> _Supplied information_

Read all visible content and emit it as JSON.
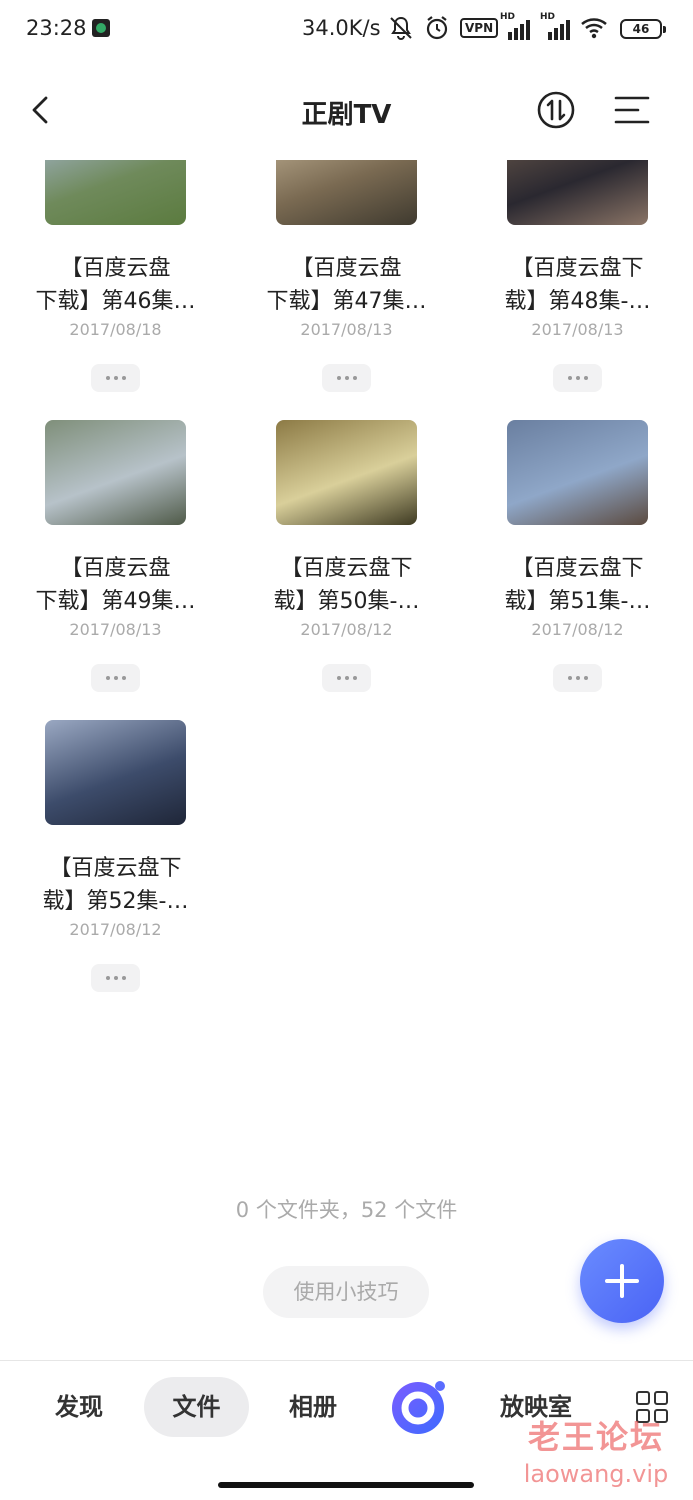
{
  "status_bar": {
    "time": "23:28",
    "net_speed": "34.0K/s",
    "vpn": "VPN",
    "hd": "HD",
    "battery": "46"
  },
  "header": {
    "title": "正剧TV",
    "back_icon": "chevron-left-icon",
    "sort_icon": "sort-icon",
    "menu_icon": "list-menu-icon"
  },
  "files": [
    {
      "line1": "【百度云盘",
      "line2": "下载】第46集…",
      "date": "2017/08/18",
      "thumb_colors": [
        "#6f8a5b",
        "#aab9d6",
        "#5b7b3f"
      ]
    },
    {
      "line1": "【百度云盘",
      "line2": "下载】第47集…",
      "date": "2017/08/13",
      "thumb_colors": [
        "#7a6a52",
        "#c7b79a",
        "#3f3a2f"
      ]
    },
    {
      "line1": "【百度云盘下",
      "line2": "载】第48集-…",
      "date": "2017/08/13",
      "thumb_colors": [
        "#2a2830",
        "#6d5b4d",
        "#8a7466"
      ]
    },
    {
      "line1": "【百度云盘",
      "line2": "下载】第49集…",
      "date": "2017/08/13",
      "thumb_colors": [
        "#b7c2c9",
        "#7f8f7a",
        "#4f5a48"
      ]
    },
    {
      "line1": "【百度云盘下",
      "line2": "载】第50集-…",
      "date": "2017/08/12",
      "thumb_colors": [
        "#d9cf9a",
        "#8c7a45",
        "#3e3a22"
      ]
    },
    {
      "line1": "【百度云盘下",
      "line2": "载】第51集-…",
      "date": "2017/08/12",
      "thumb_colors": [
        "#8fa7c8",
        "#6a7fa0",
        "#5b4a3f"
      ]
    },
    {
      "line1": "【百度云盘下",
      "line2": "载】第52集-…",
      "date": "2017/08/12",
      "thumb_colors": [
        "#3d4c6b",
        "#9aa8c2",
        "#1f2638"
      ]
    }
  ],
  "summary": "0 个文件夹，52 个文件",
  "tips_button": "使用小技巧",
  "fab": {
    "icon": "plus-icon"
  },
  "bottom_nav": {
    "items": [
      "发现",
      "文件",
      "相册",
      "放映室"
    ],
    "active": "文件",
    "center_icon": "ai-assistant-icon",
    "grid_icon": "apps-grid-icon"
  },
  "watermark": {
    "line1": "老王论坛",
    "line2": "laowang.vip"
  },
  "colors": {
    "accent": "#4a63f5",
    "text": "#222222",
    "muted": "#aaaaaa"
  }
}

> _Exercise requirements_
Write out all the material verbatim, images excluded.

> _Response to the task_
Read all visible content and emit it as JSON.
{
  "status_bar": {
    "time": "23:28",
    "net_speed": "34.0K/s",
    "vpn": "VPN",
    "hd": "HD",
    "battery": "46"
  },
  "header": {
    "title": "正剧TV",
    "back_icon": "chevron-left-icon",
    "sort_icon": "sort-icon",
    "menu_icon": "list-menu-icon"
  },
  "files": [
    {
      "line1": "【百度云盘",
      "line2": "下载】第46集…",
      "date": "2017/08/18",
      "thumb_colors": [
        "#6f8a5b",
        "#aab9d6",
        "#5b7b3f"
      ]
    },
    {
      "line1": "【百度云盘",
      "line2": "下载】第47集…",
      "date": "2017/08/13",
      "thumb_colors": [
        "#7a6a52",
        "#c7b79a",
        "#3f3a2f"
      ]
    },
    {
      "line1": "【百度云盘下",
      "line2": "载】第48集-…",
      "date": "2017/08/13",
      "thumb_colors": [
        "#2a2830",
        "#6d5b4d",
        "#8a7466"
      ]
    },
    {
      "line1": "【百度云盘",
      "line2": "下载】第49集…",
      "date": "2017/08/13",
      "thumb_colors": [
        "#b7c2c9",
        "#7f8f7a",
        "#4f5a48"
      ]
    },
    {
      "line1": "【百度云盘下",
      "line2": "载】第50集-…",
      "date": "2017/08/12",
      "thumb_colors": [
        "#d9cf9a",
        "#8c7a45",
        "#3e3a22"
      ]
    },
    {
      "line1": "【百度云盘下",
      "line2": "载】第51集-…",
      "date": "2017/08/12",
      "thumb_colors": [
        "#8fa7c8",
        "#6a7fa0",
        "#5b4a3f"
      ]
    },
    {
      "line1": "【百度云盘下",
      "line2": "载】第52集-…",
      "date": "2017/08/12",
      "thumb_colors": [
        "#3d4c6b",
        "#9aa8c2",
        "#1f2638"
      ]
    }
  ],
  "summary": "0 个文件夹，52 个文件",
  "tips_button": "使用小技巧",
  "fab": {
    "icon": "plus-icon"
  },
  "bottom_nav": {
    "items": [
      "发现",
      "文件",
      "相册",
      "放映室"
    ],
    "active": "文件",
    "center_icon": "ai-assistant-icon",
    "grid_icon": "apps-grid-icon"
  },
  "watermark": {
    "line1": "老王论坛",
    "line2": "laowang.vip"
  },
  "colors": {
    "accent": "#4a63f5",
    "text": "#222222",
    "muted": "#aaaaaa"
  }
}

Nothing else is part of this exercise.